It’s hard to believe that something as large as a dried bushel gourd starts with a seed as small as a fingernail. Sometimes called “bushel basket” gourds or just “basket” gourds, they’re surprisingly easy to grow. Best of all, once dried, they’re as sturdy and long-lasting as wood—and they can be fashioned into all kinds of useful objects.
Unlike the thin-skinned luffas I usually grow, bushel gourds have thicker walls and contain more water. Of course, that also means they take several more months to dry.
Still, if you’ve been curious to give hard-shelled gourds a try in your own garden, it’s not too late.
Hard shells like the bushel gourd take their sweet time to mature. So, you’re best off starting their seeds indoors in a sunny spot or under grow lights.
(And even if you have a long growing season, you still might want to start these seeds early to give them as much growing time as possible.)
To soften up their tough coats, soak the gourd seeds in water for about 12 hours before you plant. Use peat pots or make your own pots, so that when it is time to plant seedlings outside, you’ll be able to pop the whole thing in the ground. (This enables you to plant your seedlings without disturbing their delicate root systems.)
After the danger of frost has passed and soil temperatures are in the 65- to 70-degree range, you can safely plant your gourd seedlings. Choose a spot that gets at least six hours of full sun per day. For best results, your soil should be rich and well-draining.
(Since mine’s not the best, I like to mix in a few shovelfuls of finished compost and worm castings before I plant. This adds nutrients, mitigates pH problems, and improves my soil texture, too.)
Remove any weeds by hand and then mound up the soil where you intend to plant. Include no more than two to three seedlings per mound.
I also surround the gourd section of my garden with marigolds. These naturally deter some insect pests while attracting beneficial insects and all-important pollinators.
If your garden isn’t already fenced in, you’ll want to add a little protective fencing around your squash plants—especially while they’re still young and becoming established. And, unless you have lots of room for them to run, you may also want to install some trellising so that your vines will have something sturdy to latch onto.
Make sure your plants get at least an inch of water per week. To help stave off disease, don’t water your plants’ leaves. I water each of my planted gourd mounds by hand, pouring water directly around the vines at the soil level—and well below the leaves.
Despite these precautions, you still may have problems with powdery mildew, bacterial wilt and other diseases. Insect infestations and poor air circulation around your plants can make these problems worse. That’s why it’s important to examine your vines every day for signs of squash vine borers, cucumber beetles and their eggs.
I remove any I see by hand and peek under leaves for their eggs while I’m at it.

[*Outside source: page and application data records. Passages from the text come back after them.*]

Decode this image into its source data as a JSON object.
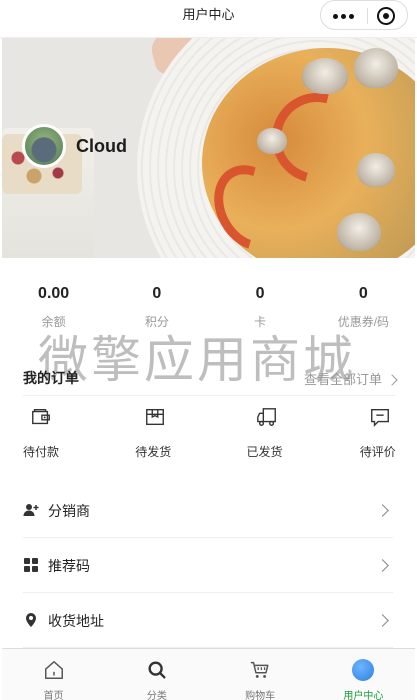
{
  "nav": {
    "title": "用户中心"
  },
  "profile": {
    "username": "Cloud"
  },
  "stats": [
    {
      "value": "0.00",
      "label": "余额"
    },
    {
      "value": "0",
      "label": "积分"
    },
    {
      "value": "0",
      "label": "卡"
    },
    {
      "value": "0",
      "label": "优惠券/码"
    }
  ],
  "watermark": "微擎应用商城",
  "orders": {
    "title": "我的订单",
    "view_all": "查看全部订单",
    "items": [
      {
        "label": "待付款",
        "icon": "wallet-icon"
      },
      {
        "label": "待发货",
        "icon": "box-icon"
      },
      {
        "label": "已发货",
        "icon": "truck-icon"
      },
      {
        "label": "待评价",
        "icon": "comment-icon"
      }
    ]
  },
  "menu": [
    {
      "label": "分销商",
      "icon": "user-plus-icon"
    },
    {
      "label": "推荐码",
      "icon": "grid-icon"
    },
    {
      "label": "收货地址",
      "icon": "location-pin-icon"
    }
  ],
  "tabbar": {
    "items": [
      {
        "label": "首页",
        "icon": "home-icon"
      },
      {
        "label": "分类",
        "icon": "search-icon"
      },
      {
        "label": "购物车",
        "icon": "cart-icon"
      },
      {
        "label": "用户中心",
        "icon": "user-center-icon",
        "active": true
      }
    ],
    "active_color": "#1a9c3a"
  }
}
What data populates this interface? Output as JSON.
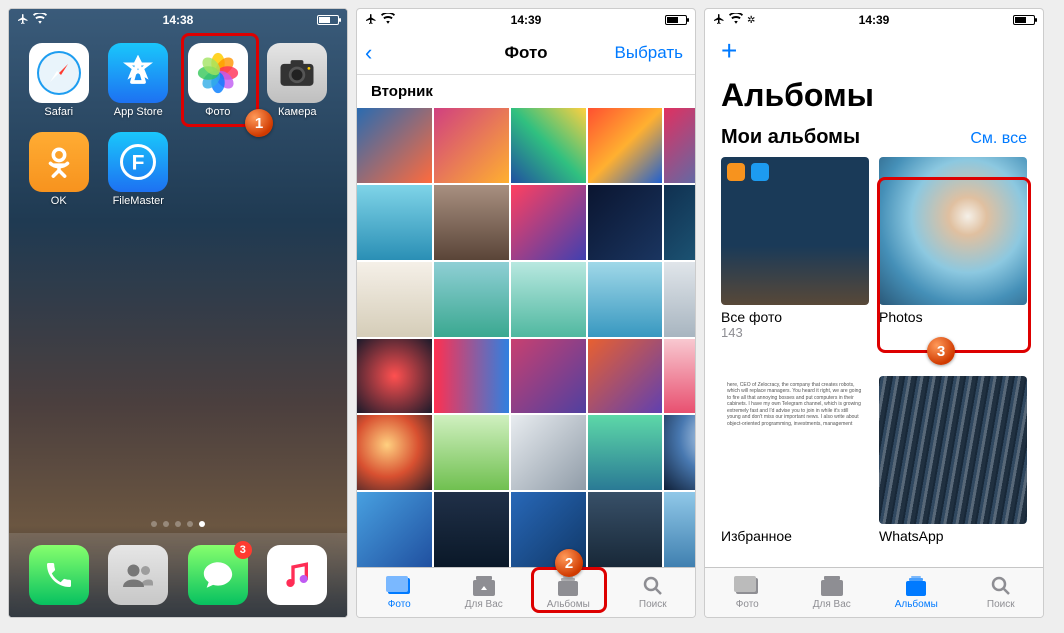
{
  "status": {
    "time": "14:38",
    "time2": "14:39",
    "time3": "14:39"
  },
  "annotations": {
    "n1": "1",
    "n2": "2",
    "n3": "3"
  },
  "home": {
    "apps": [
      {
        "name": "safari",
        "label": "Safari"
      },
      {
        "name": "appstore",
        "label": "App Store"
      },
      {
        "name": "photos",
        "label": "Фото"
      },
      {
        "name": "camera",
        "label": "Камера"
      },
      {
        "name": "ok",
        "label": "OK"
      },
      {
        "name": "filemaster",
        "label": "FileMaster"
      }
    ],
    "dock": {
      "messages_badge": "3"
    }
  },
  "photos": {
    "title": "Фото",
    "select": "Выбрать",
    "section": "Вторник",
    "tabs": {
      "photos": "Фото",
      "foryou": "Для Вас",
      "albums": "Альбомы",
      "search": "Поиск"
    }
  },
  "albums": {
    "title": "Альбомы",
    "my_albums": "Мои альбомы",
    "see_all": "См. все",
    "items": [
      {
        "name": "Все фото",
        "count": "143"
      },
      {
        "name": "Photos",
        "count": ""
      },
      {
        "name": "Избранное",
        "count": ""
      },
      {
        "name": "WhatsApp",
        "count": ""
      }
    ],
    "tabs": {
      "photos": "Фото",
      "foryou": "Для Вас",
      "albums": "Альбомы",
      "search": "Поиск"
    }
  }
}
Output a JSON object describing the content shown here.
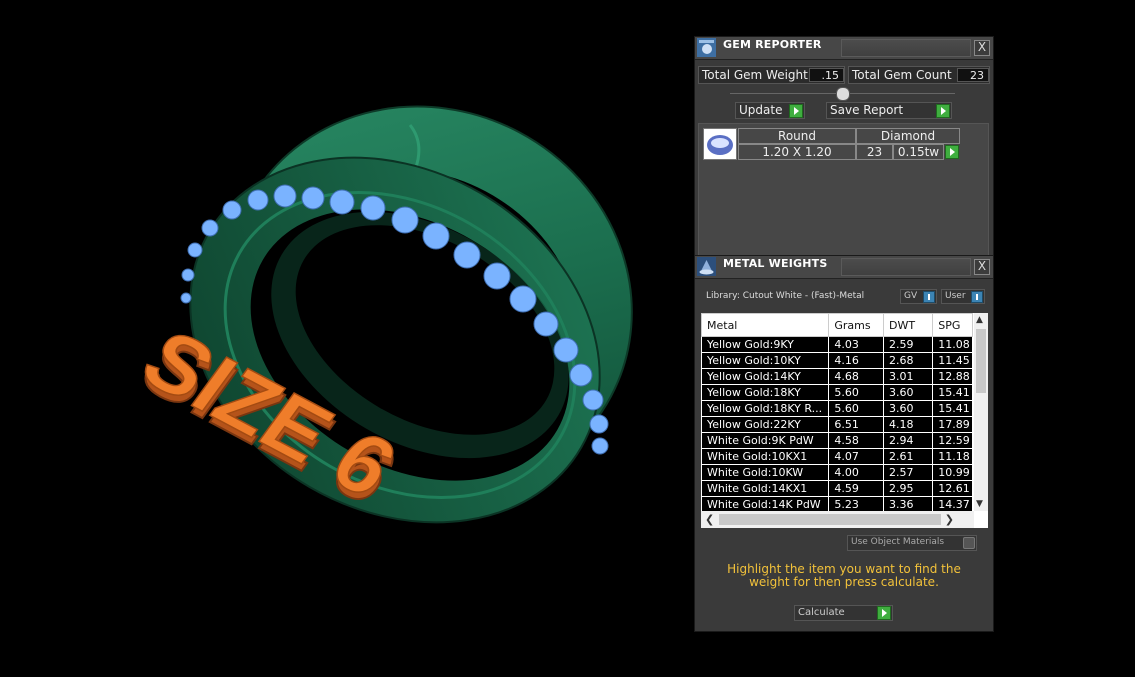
{
  "scene": {
    "engraving_text": "SIZE 6",
    "colors": {
      "ring": "#1e7a56",
      "ring_dark": "#0f4a33",
      "gems": "#7ab3ff",
      "engraving": "#ef7d2a"
    }
  },
  "gem_reporter": {
    "title": "GEM REPORTER",
    "close_label": "X",
    "total_weight_label": "Total Gem Weight",
    "total_weight_value": ".15",
    "total_count_label": "Total Gem Count",
    "total_count_value": "23",
    "update_label": "Update",
    "save_report_label": "Save Report",
    "gem_row": {
      "shape": "Round",
      "material": "Diamond",
      "size": "1.20 X 1.20",
      "count": "23",
      "carat": "0.15tw"
    }
  },
  "metal_weights": {
    "title": "METAL WEIGHTS",
    "close_label": "X",
    "library_label": "Library: Cutout White - (Fast)-Metal",
    "gv_label": "GV",
    "user_label": "User",
    "columns": [
      "Metal",
      "Grams",
      "DWT",
      "SPG"
    ],
    "rows": [
      [
        "Yellow Gold:9KY",
        "4.03",
        "2.59",
        "11.08"
      ],
      [
        "Yellow Gold:10KY",
        "4.16",
        "2.68",
        "11.45"
      ],
      [
        "Yellow Gold:14KY",
        "4.68",
        "3.01",
        "12.88"
      ],
      [
        "Yellow Gold:18KY",
        "5.60",
        "3.60",
        "15.41"
      ],
      [
        "Yellow Gold:18KY R...",
        "5.60",
        "3.60",
        "15.41"
      ],
      [
        "Yellow Gold:22KY",
        "6.51",
        "4.18",
        "17.89"
      ],
      [
        "White Gold:9K PdW",
        "4.58",
        "2.94",
        "12.59"
      ],
      [
        "White Gold:10KX1",
        "4.07",
        "2.61",
        "11.18"
      ],
      [
        "White Gold:10KW",
        "4.00",
        "2.57",
        "10.99"
      ],
      [
        "White Gold:14KX1",
        "4.59",
        "2.95",
        "12.61"
      ],
      [
        "White Gold:14K PdW",
        "5.23",
        "3.36",
        "14.37"
      ]
    ],
    "use_object_materials_label": "Use Object Materials",
    "instruction": "Highlight the item you want to find the weight for then press calculate.",
    "calculate_label": "Calculate"
  }
}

Also, at the first sign of disease, you may be able to salvage the situation by removing any affected leaves before the problem spreads. (Although I had some powdery mildew on last year’s crop, I cut away bad leaves and let conditions dry a bit before watering again. That helped.)

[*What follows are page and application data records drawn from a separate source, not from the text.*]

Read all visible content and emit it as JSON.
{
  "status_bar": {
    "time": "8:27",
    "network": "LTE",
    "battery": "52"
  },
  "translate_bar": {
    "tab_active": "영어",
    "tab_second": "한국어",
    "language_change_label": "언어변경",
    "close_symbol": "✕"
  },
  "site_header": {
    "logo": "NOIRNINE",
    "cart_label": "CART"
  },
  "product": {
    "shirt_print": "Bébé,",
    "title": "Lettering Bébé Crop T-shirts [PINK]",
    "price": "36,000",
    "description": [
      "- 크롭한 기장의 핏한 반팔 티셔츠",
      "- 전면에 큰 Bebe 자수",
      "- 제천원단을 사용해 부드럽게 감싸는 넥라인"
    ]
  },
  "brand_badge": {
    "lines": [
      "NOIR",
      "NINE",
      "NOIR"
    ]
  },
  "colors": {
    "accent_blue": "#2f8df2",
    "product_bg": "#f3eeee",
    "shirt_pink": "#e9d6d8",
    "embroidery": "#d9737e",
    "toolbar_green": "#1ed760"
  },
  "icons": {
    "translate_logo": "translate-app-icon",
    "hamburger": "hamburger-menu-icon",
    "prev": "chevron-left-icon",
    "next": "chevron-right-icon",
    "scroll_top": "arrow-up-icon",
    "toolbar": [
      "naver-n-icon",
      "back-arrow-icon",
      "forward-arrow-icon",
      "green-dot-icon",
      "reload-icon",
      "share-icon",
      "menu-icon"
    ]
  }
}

One of the most important tasks to complete? When your plants’ primary vines reach the eight- to 10-foot mark, snip off their ends. This causes them put on lateral branches—and female flowers. Once pollinated, these female flowers set fruit. These tiny fruits, ultimately, become big bushel gourds.
Factors like soil quality, weather conditions and season length will influence the finished size and weight of your gourds. And the kind and amount of support your gourds get can affect their final shape.

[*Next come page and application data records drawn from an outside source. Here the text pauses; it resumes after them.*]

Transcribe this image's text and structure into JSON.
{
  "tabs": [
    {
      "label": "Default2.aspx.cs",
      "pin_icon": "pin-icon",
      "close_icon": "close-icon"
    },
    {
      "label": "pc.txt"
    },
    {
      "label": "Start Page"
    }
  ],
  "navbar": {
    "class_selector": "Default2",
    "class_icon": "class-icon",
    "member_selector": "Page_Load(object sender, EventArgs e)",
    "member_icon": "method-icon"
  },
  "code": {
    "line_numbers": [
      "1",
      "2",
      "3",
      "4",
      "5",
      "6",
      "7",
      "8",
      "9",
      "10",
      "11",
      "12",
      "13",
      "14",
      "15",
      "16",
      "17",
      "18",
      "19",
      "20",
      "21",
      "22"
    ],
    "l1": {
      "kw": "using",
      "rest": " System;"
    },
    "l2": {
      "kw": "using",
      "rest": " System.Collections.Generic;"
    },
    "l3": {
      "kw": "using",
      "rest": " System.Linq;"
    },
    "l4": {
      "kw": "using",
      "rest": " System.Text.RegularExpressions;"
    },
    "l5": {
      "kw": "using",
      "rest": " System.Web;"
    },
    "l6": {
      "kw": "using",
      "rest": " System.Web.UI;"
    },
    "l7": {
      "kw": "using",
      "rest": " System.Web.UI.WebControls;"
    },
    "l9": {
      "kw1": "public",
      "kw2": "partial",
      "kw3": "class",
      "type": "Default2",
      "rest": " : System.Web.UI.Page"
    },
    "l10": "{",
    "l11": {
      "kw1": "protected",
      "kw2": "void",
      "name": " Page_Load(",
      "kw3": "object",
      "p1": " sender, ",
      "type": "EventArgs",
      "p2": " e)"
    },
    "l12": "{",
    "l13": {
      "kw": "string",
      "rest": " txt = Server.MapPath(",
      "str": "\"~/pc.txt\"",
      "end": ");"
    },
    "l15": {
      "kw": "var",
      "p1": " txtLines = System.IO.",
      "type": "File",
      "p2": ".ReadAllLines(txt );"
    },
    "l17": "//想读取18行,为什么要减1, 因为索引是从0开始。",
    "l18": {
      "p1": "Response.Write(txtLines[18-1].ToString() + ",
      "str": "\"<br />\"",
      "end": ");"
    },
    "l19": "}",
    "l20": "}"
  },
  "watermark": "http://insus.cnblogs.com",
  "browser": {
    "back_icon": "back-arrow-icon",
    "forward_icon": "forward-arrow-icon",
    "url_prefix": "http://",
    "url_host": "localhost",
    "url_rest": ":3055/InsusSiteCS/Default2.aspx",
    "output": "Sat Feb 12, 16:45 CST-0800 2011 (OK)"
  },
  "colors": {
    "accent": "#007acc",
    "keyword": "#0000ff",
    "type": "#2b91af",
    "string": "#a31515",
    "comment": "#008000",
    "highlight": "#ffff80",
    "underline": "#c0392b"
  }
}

For instance, a bushel gourd growing directly on the ground can develop a flat spot, while another, suspended from a trellis, may turn out nearly round. As your gourds grow larger, you can provide extra support with scraps of old T-shirt or pantyhose as needed.
Once vines have died back, either leave your gourds in the field to dry over the winter or hang them inside a barn or other outbuilding. We’ll show you how to clean up dried bushel gourds in a future post.